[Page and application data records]
══════════
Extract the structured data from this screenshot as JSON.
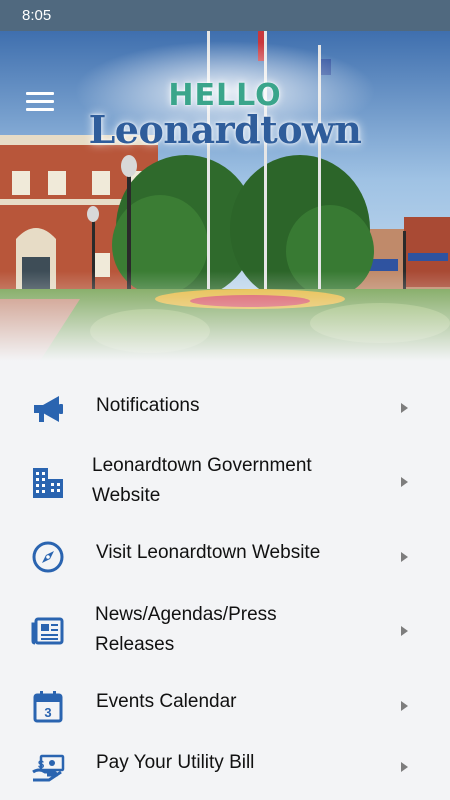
{
  "status_bar": {
    "time": "8:05"
  },
  "header": {
    "logo_hello": "HELLO",
    "logo_town": "Leonardtown"
  },
  "menu": {
    "items": [
      {
        "label": "Notifications",
        "icon": "megaphone-icon"
      },
      {
        "label": "Leonardtown Government Website",
        "icon": "building-icon"
      },
      {
        "label": "Visit Leonardtown Website",
        "icon": "compass-icon"
      },
      {
        "label": "News/Agendas/Press Releases",
        "icon": "newspaper-icon"
      },
      {
        "label": "Events Calendar",
        "icon": "calendar-icon"
      },
      {
        "label": "Pay Your Utility Bill",
        "icon": "bill-payment-icon"
      }
    ]
  },
  "colors": {
    "status_bar": "#50697f",
    "icon_blue": "#2a64b0",
    "background": "#f3f4f6"
  }
}
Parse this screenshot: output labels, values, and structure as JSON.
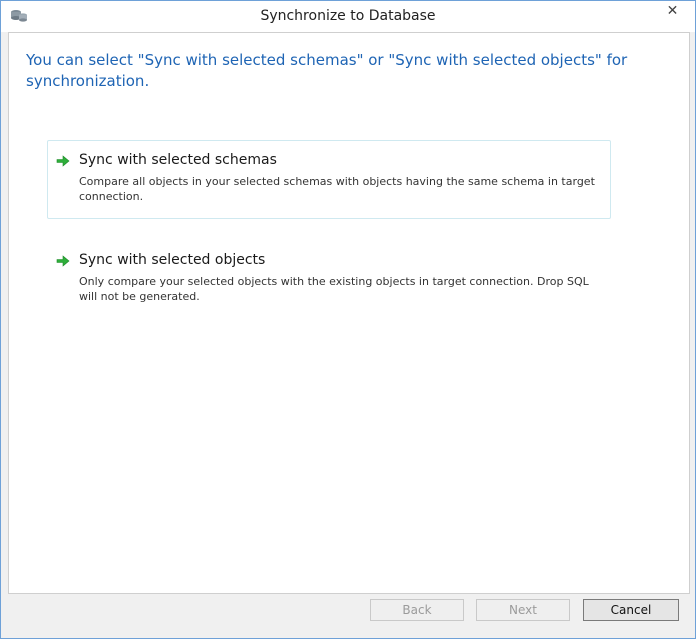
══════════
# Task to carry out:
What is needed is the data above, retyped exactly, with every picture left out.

# Answer to this exercise:
Extract the structured data from this screenshot as JSON.
{
  "status_bar": {
    "time": "8:05"
  },
  "header": {
    "logo_hello": "HELLO",
    "logo_town": "Leonardtown"
  },
  "menu": {
    "items": [
      {
        "label": "Notifications",
        "icon": "megaphone-icon"
      },
      {
        "label": "Leonardtown Government Website",
        "icon": "building-icon"
      },
      {
        "label": "Visit Leonardtown Website",
        "icon": "compass-icon"
      },
      {
        "label": "News/Agendas/Press Releases",
        "icon": "newspaper-icon"
      },
      {
        "label": "Events Calendar",
        "icon": "calendar-icon"
      },
      {
        "label": "Pay Your Utility Bill",
        "icon": "bill-payment-icon"
      }
    ]
  },
  "colors": {
    "status_bar": "#50697f",
    "icon_blue": "#2a64b0",
    "background": "#f3f4f6"
  }
}
Parse this screenshot: output labels, values, and structure as JSON.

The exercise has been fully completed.